__What is expected__
Below are the records; copy each line in which "weniger" occurs.
━━ Data under study ━━
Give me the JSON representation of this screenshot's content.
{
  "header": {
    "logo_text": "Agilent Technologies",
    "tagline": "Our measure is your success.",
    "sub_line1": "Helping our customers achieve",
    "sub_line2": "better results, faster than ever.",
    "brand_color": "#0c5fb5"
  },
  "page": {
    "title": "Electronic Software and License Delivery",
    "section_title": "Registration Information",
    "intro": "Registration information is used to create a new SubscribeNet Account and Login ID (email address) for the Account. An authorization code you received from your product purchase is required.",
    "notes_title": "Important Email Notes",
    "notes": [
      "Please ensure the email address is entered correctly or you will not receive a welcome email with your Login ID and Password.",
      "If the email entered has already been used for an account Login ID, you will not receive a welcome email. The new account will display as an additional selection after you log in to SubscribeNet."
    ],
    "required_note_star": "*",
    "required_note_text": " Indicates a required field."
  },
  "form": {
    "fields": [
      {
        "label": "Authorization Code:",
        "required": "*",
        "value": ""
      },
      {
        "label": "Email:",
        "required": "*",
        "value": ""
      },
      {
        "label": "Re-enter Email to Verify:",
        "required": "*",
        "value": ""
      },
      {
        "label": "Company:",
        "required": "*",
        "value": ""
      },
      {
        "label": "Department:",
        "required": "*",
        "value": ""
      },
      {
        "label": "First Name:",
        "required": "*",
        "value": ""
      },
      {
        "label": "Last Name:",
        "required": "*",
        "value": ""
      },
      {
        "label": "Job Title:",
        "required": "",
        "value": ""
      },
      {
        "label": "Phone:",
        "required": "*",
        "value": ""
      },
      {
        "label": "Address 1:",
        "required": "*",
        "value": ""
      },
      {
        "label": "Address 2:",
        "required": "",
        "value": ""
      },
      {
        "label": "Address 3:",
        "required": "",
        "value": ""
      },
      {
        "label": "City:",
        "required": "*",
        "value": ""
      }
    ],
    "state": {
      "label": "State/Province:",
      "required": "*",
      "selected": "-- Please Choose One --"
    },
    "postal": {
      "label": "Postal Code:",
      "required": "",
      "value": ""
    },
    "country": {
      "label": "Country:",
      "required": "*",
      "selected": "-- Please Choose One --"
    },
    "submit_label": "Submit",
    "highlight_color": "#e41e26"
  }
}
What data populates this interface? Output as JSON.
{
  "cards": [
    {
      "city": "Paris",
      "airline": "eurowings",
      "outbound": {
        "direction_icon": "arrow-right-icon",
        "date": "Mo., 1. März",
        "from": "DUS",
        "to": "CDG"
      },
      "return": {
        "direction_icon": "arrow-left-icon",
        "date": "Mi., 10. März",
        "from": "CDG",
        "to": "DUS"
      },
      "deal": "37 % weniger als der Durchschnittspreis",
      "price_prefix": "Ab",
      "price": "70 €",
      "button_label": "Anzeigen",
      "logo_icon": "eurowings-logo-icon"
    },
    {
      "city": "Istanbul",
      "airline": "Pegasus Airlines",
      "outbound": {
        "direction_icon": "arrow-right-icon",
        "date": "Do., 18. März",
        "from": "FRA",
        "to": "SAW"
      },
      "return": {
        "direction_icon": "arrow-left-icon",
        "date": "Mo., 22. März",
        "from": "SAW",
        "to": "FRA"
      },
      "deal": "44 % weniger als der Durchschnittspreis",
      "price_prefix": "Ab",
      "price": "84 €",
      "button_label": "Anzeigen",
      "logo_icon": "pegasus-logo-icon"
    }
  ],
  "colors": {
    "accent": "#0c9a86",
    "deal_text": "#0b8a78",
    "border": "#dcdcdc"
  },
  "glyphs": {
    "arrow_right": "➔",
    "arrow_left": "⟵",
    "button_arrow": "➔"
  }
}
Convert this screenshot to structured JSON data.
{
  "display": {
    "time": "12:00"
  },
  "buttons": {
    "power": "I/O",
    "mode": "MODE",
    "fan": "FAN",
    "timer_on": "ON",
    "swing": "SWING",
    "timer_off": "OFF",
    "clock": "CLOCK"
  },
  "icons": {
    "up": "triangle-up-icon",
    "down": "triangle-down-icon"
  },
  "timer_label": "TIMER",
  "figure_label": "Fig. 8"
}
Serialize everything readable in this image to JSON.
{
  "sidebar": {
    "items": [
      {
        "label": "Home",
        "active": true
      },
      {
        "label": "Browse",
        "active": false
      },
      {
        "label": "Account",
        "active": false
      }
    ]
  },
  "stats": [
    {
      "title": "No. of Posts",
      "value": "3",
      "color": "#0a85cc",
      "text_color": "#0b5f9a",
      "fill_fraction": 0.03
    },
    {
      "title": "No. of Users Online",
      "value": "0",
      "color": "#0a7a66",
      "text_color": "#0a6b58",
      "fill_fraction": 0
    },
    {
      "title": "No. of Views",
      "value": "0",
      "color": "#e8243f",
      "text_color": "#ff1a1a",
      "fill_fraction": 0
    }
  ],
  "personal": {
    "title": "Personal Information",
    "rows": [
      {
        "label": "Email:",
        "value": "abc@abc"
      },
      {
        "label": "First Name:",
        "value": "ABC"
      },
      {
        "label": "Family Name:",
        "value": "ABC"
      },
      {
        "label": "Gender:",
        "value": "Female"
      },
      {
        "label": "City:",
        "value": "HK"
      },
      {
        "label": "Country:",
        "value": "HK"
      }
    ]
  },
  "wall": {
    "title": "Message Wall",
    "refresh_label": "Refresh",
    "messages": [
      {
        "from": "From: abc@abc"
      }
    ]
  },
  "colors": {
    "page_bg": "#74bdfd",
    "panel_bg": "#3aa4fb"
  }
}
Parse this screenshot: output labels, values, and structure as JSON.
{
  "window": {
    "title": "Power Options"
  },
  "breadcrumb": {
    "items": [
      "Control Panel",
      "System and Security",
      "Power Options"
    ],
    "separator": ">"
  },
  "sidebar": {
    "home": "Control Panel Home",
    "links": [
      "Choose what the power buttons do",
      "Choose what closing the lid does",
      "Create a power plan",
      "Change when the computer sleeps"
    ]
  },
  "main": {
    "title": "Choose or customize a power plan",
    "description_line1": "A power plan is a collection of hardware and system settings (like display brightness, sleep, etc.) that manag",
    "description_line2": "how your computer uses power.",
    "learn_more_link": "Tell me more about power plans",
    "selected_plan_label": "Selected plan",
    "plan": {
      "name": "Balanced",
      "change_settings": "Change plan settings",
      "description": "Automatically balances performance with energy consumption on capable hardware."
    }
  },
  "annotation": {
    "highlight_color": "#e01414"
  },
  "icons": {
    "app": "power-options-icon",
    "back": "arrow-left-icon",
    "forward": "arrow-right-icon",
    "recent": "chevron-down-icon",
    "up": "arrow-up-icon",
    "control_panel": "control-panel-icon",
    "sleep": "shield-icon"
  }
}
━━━
__Task answer__
      "deal": "37 % weniger als der Durchschnittspreis",
      "deal": "44 % weniger als der Durchschnittspreis",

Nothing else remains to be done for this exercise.